- Position 1 rack in top third of oven and 1 rack in bottom third of oven and preheat to 425°F.
- Line rimmed baking sheet with parchment paper.
- In large mixing bowl, whisk together mustard, olive oil, lemon juice, garlic, rosemary, Aleppo pepper, and salt and pepper to taste.
- Add potatoes and toss to coat. Spread potatoes on prepared baking sheet into a single layer. With spatula, scrape the bowl for any leftover mixture and drizzle onto potatoes.
- Roast, tossing with a spatula a few times and shaking to restore a single layer until potatoes are crusty outside and tender throughout, about 50-55 minutes.
- Transfer potatoes to serving bowl.
Creamy Brussels Sprouts
Creamy Brussels Sprouts
- 1 Lb. small Brussels sprouts
- 3 Tbsp. unsalted butter
- Coarse salt and freshly ground white pepper
- 1 Cup heavy cream
- 1/2 lemon
- Trim the sprouts, cut through the core into halves. If necessary cut again to make little wedges no more than 1/2″ across.
- Melt the butter in a large 12″ skillet over medium-high heat. When the foaming stops, add the sprouts and season with salt and white pepper.
- Cook, stirring occasionally, until the sprouts begin to brown in spots, about 5 minutes.
- Pour in the cream, stir, cover, and reduce to a slow simmer. Braise over low heat until the sprouts are tender enough to be pierced easily with the tip of a sharp knife, 30-35 minutes.

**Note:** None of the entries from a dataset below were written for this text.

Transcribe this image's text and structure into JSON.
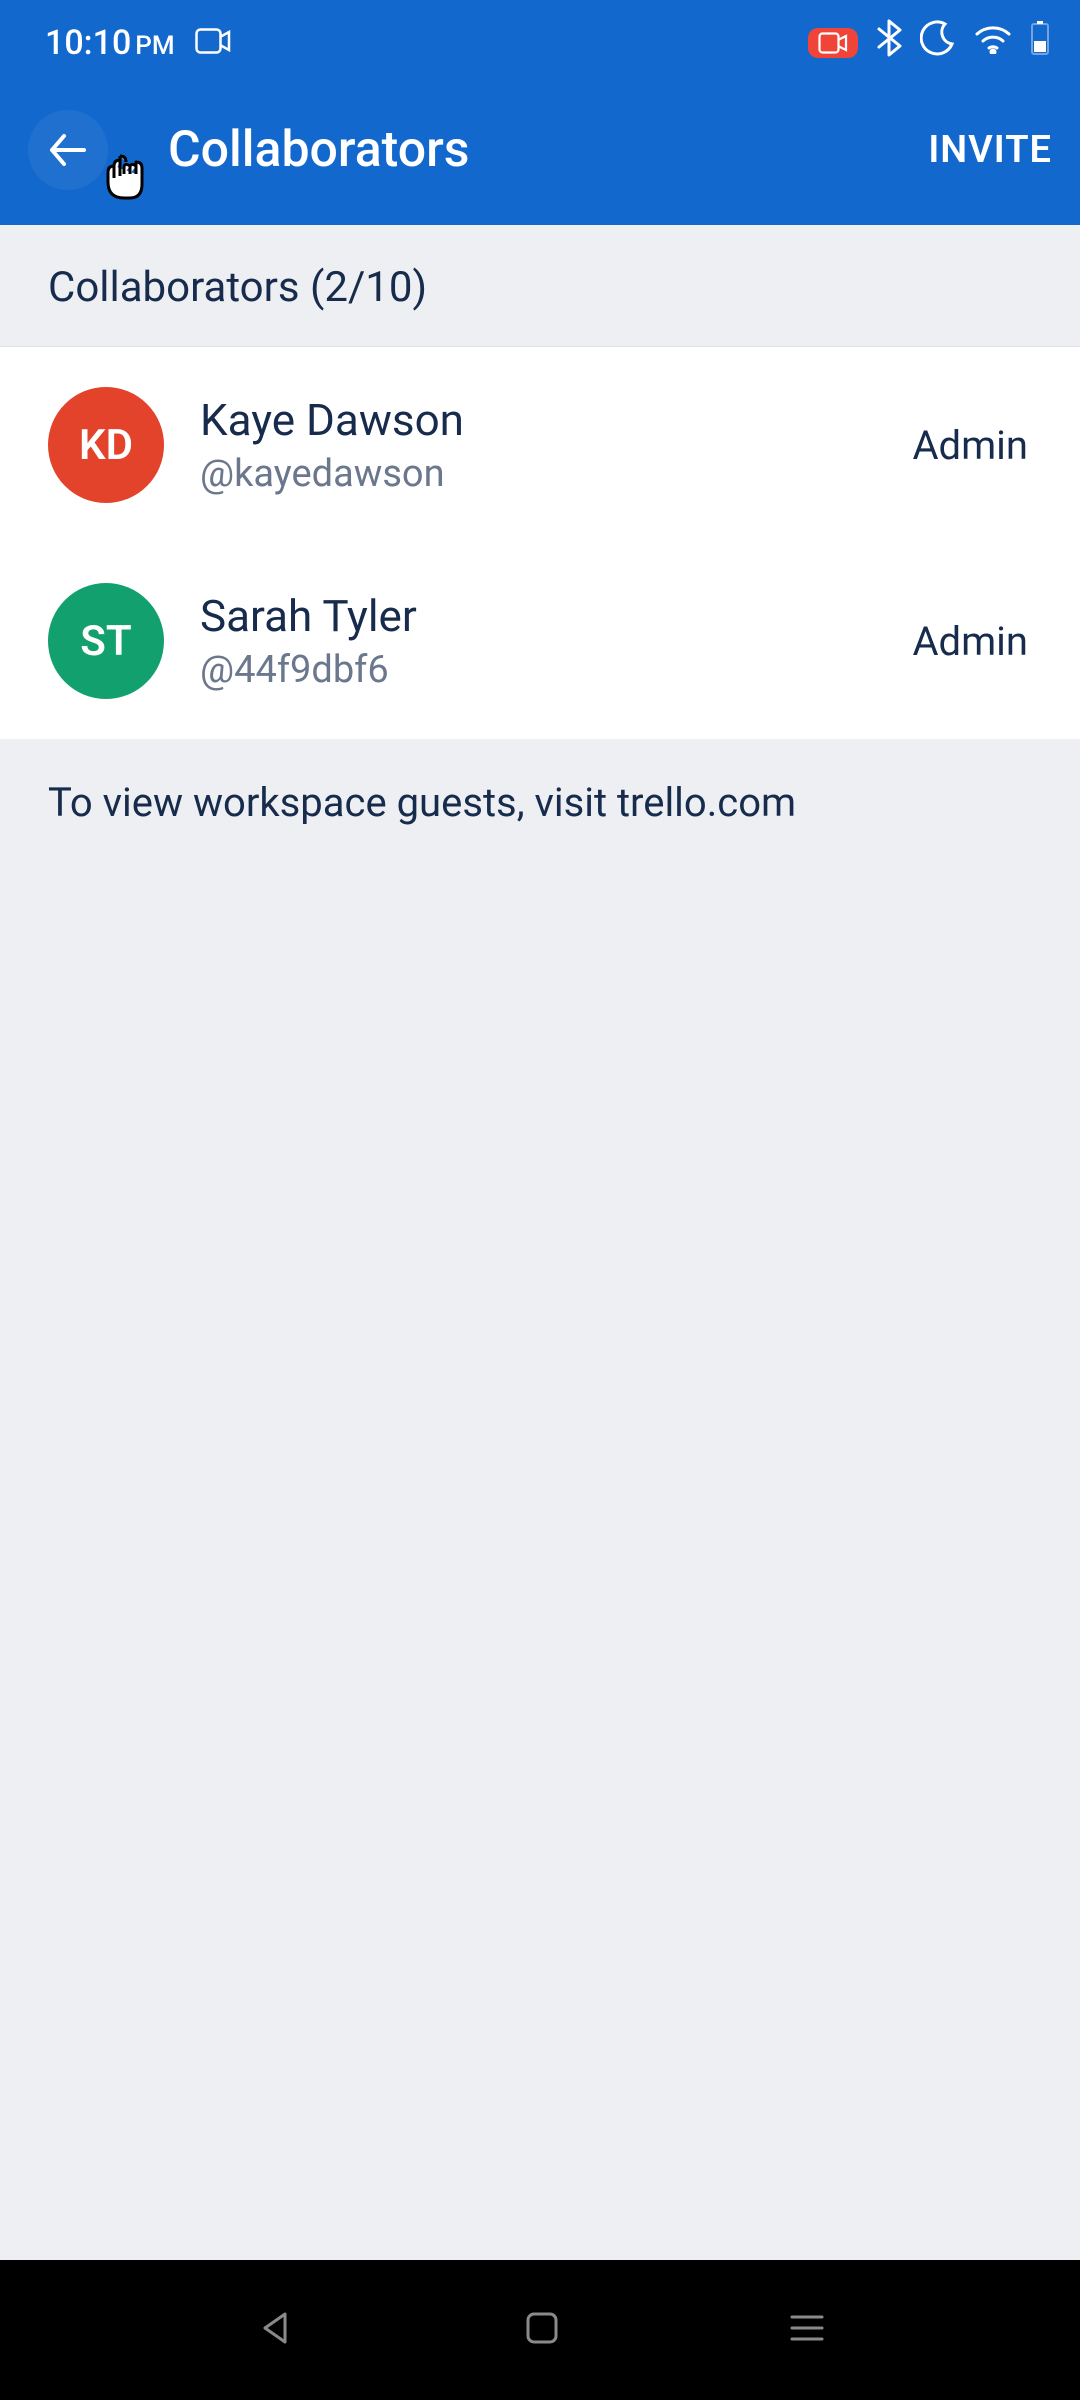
{
  "status": {
    "time": "10:10",
    "ampm": "PM"
  },
  "appbar": {
    "title": "Collaborators",
    "invite": "INVITE"
  },
  "section": {
    "header": "Collaborators (2/10)"
  },
  "collaborators": [
    {
      "initials": "KD",
      "name": "Kaye Dawson",
      "handle": "@kayedawson",
      "role": "Admin"
    },
    {
      "initials": "ST",
      "name": "Sarah Tyler",
      "handle": "@44f9dbf6",
      "role": "Admin"
    }
  ],
  "note": "To view workspace guests, visit trello.com"
}
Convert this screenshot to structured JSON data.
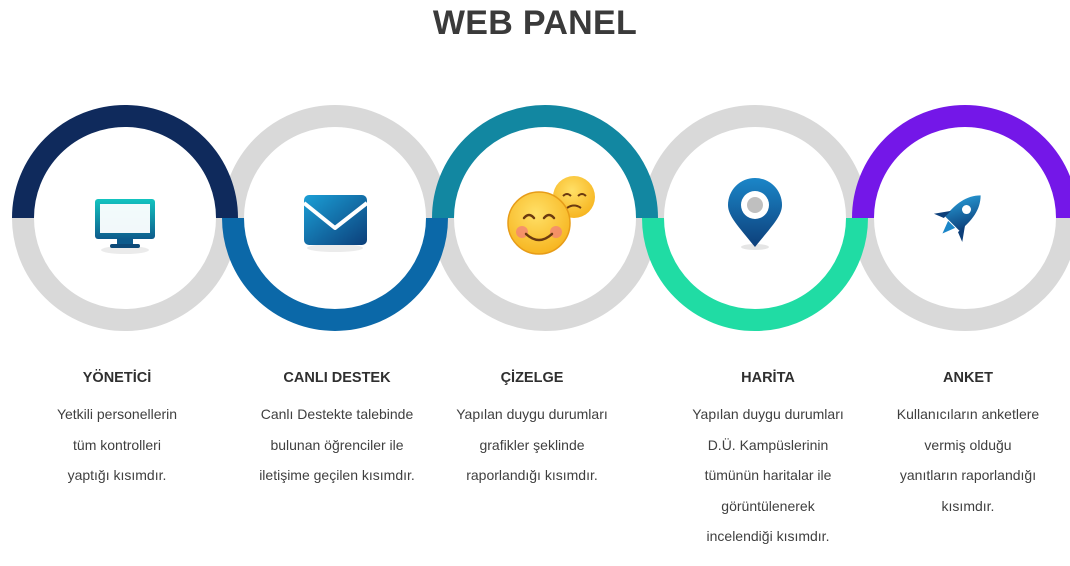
{
  "page_title": "WEB PANEL",
  "features": [
    {
      "title": "YÖNETİCİ",
      "description": "Yetkili personellerin\ntüm kontrolleri\nyaptığı kısımdır.",
      "icon": "computer-monitor-icon",
      "accent": "#0f2a5c",
      "accent_half": "top"
    },
    {
      "title": "CANLI DESTEK",
      "description": "Canlı Destekte talebinde\nbulunan öğrenciler ile\niletişime geçilen kısımdır.",
      "icon": "envelope-icon",
      "accent": "#0b68a8",
      "accent_half": "bottom"
    },
    {
      "title": "ÇİZELGE",
      "description": "Yapılan duygu durumları\ngrafikler şeklinde\nraporlandığı kısımdır.",
      "icon": "emoji-faces-icon",
      "accent": "#1287a1",
      "accent_half": "top"
    },
    {
      "title": "HARİTA",
      "description": "Yapılan duygu durumları\nD.Ü. Kampüslerinin\ntümünün haritalar ile\ngörüntülenerek\nincelendiği kısımdır.",
      "icon": "map-pin-icon",
      "accent": "#20dca4",
      "accent_half": "bottom"
    },
    {
      "title": "ANKET",
      "description": "Kullanıcıların anketlere\nvermiş olduğu\nyanıtların raporlandığı\nkısımdır.",
      "icon": "rocket-icon",
      "accent": "#7417e8",
      "accent_half": "top"
    }
  ],
  "ring_gray": "#d9d9d9"
}
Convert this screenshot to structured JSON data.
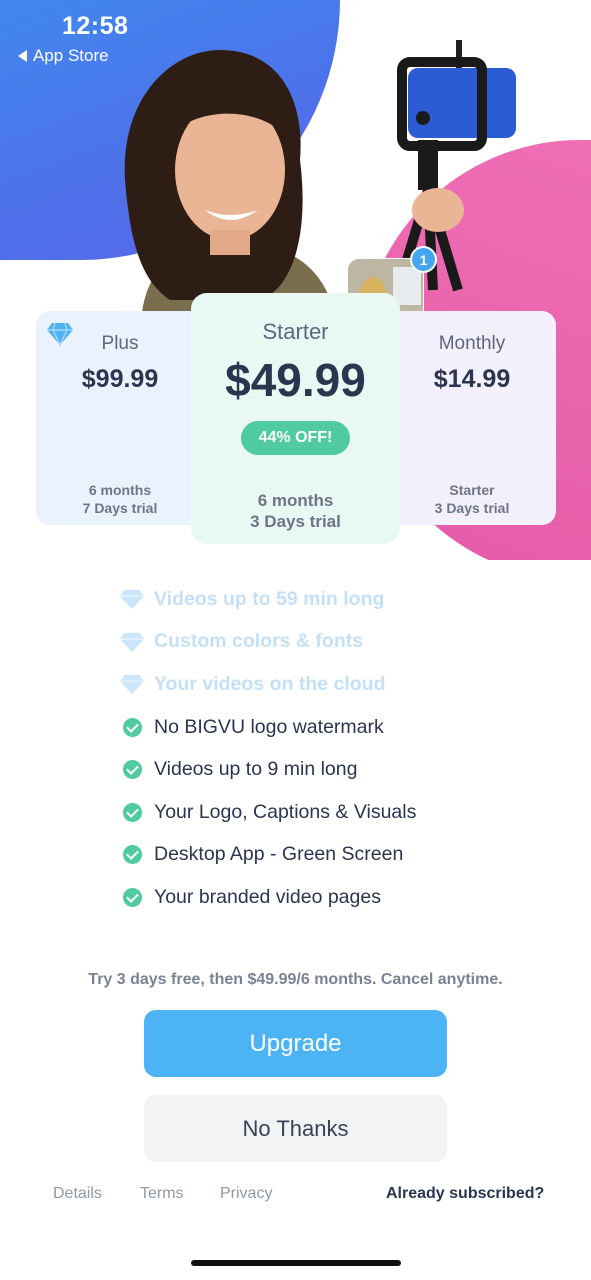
{
  "status_bar": {
    "time": "12:58",
    "back_label": "App Store"
  },
  "notification_badge": "1",
  "plans": [
    {
      "name": "Plus",
      "price": "$99.99",
      "term_line1": "6 months",
      "term_line2": "7 Days trial"
    },
    {
      "name": "Starter",
      "price": "$49.99",
      "discount": "44% OFF!",
      "term_line1": "6 months",
      "term_line2": "3 Days trial"
    },
    {
      "name": "Monthly",
      "price": "$14.99",
      "term_line1": "Starter",
      "term_line2": "3 Days trial"
    }
  ],
  "features": [
    {
      "label": "Videos up to 59 min long",
      "icon": "diamond-icon",
      "premium": true
    },
    {
      "label": "Custom colors & fonts",
      "icon": "diamond-icon",
      "premium": true
    },
    {
      "label": "Your videos on the cloud",
      "icon": "diamond-icon",
      "premium": true
    },
    {
      "label": "No BIGVU logo watermark",
      "icon": "check-icon",
      "premium": false
    },
    {
      "label": "Videos up to 9 min long",
      "icon": "check-icon",
      "premium": false
    },
    {
      "label": "Your Logo, Captions & Visuals",
      "icon": "check-icon",
      "premium": false
    },
    {
      "label": "Desktop App - Green Screen",
      "icon": "check-icon",
      "premium": false
    },
    {
      "label": "Your branded video pages",
      "icon": "check-icon",
      "premium": false
    }
  ],
  "trial_text": "Try 3 days free, then $49.99/6 months. Cancel anytime.",
  "buttons": {
    "upgrade": "Upgrade",
    "no_thanks": "No Thanks"
  },
  "footer": {
    "details": "Details",
    "terms": "Terms",
    "privacy": "Privacy",
    "already_subscribed": "Already subscribed?"
  },
  "colors": {
    "accent_blue": "#4cb4f4",
    "accent_green": "#4fcb9f",
    "hero_blue": "#4d72ea",
    "hero_pink": "#e55aa7"
  }
}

- Remove the cover, stir in a generous squeeze of lemon juice, and taste for seasoning. Let simmer uncovered for a few minutes to thicken the cream to a glaze that coats the Brussels sprouts. Serve hot.